[Stored items]
____

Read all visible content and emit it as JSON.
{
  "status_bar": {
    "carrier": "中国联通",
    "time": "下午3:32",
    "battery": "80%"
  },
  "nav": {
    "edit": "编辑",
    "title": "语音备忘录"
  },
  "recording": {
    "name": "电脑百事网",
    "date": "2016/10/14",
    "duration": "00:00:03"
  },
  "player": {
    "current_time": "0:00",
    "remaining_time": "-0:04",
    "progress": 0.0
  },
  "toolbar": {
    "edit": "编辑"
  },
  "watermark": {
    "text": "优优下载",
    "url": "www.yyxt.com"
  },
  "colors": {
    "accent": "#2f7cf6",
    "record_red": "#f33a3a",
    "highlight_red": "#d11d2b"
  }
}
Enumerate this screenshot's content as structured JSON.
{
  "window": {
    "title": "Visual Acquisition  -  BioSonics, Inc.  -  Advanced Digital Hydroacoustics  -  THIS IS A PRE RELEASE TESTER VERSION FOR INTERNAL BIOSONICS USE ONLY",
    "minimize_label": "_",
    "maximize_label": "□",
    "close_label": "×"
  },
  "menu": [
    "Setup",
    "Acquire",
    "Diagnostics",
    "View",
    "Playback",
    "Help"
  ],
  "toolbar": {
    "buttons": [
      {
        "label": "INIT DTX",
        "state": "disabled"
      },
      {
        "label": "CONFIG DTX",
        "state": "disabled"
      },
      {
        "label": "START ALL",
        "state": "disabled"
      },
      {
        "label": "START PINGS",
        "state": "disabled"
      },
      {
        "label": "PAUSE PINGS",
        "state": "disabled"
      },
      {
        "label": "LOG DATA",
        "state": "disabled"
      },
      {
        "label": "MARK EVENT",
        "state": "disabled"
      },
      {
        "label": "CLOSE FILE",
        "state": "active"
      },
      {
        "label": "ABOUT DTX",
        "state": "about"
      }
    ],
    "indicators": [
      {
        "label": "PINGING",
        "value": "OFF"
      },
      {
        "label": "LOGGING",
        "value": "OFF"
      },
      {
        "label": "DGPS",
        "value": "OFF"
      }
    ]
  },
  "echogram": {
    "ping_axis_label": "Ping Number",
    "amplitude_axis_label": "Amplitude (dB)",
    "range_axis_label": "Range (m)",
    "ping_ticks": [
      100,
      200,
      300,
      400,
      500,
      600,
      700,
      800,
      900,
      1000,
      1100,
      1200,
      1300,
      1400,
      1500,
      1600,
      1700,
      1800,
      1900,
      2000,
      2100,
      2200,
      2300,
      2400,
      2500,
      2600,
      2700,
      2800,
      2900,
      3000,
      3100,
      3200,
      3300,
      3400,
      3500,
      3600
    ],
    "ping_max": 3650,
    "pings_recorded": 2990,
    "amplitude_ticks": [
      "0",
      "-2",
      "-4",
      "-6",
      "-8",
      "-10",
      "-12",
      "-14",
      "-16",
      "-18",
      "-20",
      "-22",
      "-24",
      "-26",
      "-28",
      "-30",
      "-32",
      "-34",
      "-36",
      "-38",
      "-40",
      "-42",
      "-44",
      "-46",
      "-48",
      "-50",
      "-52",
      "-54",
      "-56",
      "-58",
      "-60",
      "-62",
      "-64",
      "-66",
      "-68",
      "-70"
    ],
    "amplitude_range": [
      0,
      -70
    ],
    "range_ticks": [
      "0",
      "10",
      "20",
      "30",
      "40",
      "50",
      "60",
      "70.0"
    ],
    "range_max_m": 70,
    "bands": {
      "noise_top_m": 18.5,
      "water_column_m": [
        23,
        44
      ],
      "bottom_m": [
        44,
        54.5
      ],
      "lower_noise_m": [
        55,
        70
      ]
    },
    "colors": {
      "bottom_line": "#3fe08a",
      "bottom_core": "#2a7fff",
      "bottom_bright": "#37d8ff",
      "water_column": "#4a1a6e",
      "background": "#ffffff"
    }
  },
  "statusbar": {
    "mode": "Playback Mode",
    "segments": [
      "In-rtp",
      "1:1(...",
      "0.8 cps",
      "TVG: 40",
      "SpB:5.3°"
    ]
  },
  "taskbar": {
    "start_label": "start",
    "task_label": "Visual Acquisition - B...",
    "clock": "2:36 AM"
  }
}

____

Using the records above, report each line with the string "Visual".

    "title": "Visual Acquisition  -  BioSonics, Inc.  -  Advanced Digital Hydroacoustics  -  THIS IS A PRE RELEASE TESTER VERSION FOR INTERNAL BIOSONICS USE ONLY",
    "task_label": "Visual Acquisition - B...",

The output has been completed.